The data section start

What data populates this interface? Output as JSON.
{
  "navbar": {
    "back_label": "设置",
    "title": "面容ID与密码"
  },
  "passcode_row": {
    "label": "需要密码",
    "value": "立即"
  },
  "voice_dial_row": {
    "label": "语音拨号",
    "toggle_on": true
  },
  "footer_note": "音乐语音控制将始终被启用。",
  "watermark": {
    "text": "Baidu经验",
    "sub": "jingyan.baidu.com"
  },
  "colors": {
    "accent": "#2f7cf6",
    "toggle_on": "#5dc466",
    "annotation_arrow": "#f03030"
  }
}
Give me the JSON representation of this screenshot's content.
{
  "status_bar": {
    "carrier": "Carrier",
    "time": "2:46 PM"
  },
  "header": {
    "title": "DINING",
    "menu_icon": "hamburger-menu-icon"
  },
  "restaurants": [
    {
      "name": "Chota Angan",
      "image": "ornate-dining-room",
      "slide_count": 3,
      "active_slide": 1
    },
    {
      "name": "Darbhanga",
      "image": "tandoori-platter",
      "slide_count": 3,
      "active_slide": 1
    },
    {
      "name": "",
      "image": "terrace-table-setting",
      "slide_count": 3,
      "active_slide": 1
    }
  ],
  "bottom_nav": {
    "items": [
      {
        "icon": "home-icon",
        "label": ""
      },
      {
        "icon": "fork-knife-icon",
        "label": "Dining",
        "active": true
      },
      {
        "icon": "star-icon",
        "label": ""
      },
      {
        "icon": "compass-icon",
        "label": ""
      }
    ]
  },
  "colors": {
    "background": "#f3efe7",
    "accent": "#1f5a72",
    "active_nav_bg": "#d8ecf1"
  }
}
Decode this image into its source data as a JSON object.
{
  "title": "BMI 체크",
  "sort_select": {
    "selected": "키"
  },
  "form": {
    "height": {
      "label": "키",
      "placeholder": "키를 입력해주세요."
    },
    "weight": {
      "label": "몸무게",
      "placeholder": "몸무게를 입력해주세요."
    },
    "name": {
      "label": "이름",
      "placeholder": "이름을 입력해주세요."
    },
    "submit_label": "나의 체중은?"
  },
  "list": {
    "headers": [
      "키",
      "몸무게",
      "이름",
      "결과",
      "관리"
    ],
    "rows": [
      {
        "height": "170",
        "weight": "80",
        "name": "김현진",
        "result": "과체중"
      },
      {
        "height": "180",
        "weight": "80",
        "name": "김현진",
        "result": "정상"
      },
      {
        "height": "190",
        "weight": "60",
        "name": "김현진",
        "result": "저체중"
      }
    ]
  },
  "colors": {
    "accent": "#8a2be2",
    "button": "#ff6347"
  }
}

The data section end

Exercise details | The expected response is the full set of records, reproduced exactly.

Result for this task |
What data populates this interface? Output as JSON.
{
  "navbar": {
    "back_label": "设置",
    "title": "面容ID与密码"
  },
  "passcode_row": {
    "label": "需要密码",
    "value": "立即"
  },
  "voice_dial_row": {
    "label": "语音拨号",
    "toggle_on": true
  },
  "footer_note": "音乐语音控制将始终被启用。",
  "watermark": {
    "text": "Baidu经验",
    "sub": "jingyan.baidu.com"
  },
  "colors": {
    "accent": "#2f7cf6",
    "toggle_on": "#5dc466",
    "annotation_arrow": "#f03030"
  }
}
Give me the JSON representation of this screenshot's content.
{
  "status_bar": {
    "carrier": "Carrier",
    "time": "2:46 PM"
  },
  "header": {
    "title": "DINING",
    "menu_icon": "hamburger-menu-icon"
  },
  "restaurants": [
    {
      "name": "Chota Angan",
      "image": "ornate-dining-room",
      "slide_count": 3,
      "active_slide": 1
    },
    {
      "name": "Darbhanga",
      "image": "tandoori-platter",
      "slide_count": 3,
      "active_slide": 1
    },
    {
      "name": "",
      "image": "terrace-table-setting",
      "slide_count": 3,
      "active_slide": 1
    }
  ],
  "bottom_nav": {
    "items": [
      {
        "icon": "home-icon",
        "label": ""
      },
      {
        "icon": "fork-knife-icon",
        "label": "Dining",
        "active": true
      },
      {
        "icon": "star-icon",
        "label": ""
      },
      {
        "icon": "compass-icon",
        "label": ""
      }
    ]
  },
  "colors": {
    "background": "#f3efe7",
    "accent": "#1f5a72",
    "active_nav_bg": "#d8ecf1"
  }
}
Decode this image into its source data as a JSON object.
{
  "title": "BMI 체크",
  "sort_select": {
    "selected": "키"
  },
  "form": {
    "height": {
      "label": "키",
      "placeholder": "키를 입력해주세요."
    },
    "weight": {
      "label": "몸무게",
      "placeholder": "몸무게를 입력해주세요."
    },
    "name": {
      "label": "이름",
      "placeholder": "이름을 입력해주세요."
    },
    "submit_label": "나의 체중은?"
  },
  "list": {
    "headers": [
      "키",
      "몸무게",
      "이름",
      "결과",
      "관리"
    ],
    "rows": [
      {
        "height": "170",
        "weight": "80",
        "name": "김현진",
        "result": "과체중"
      },
      {
        "height": "180",
        "weight": "80",
        "name": "김현진",
        "result": "정상"
      },
      {
        "height": "190",
        "weight": "60",
        "name": "김현진",
        "result": "저체중"
      }
    ]
  },
  "colors": {
    "accent": "#8a2be2",
    "button": "#ff6347"
  }
}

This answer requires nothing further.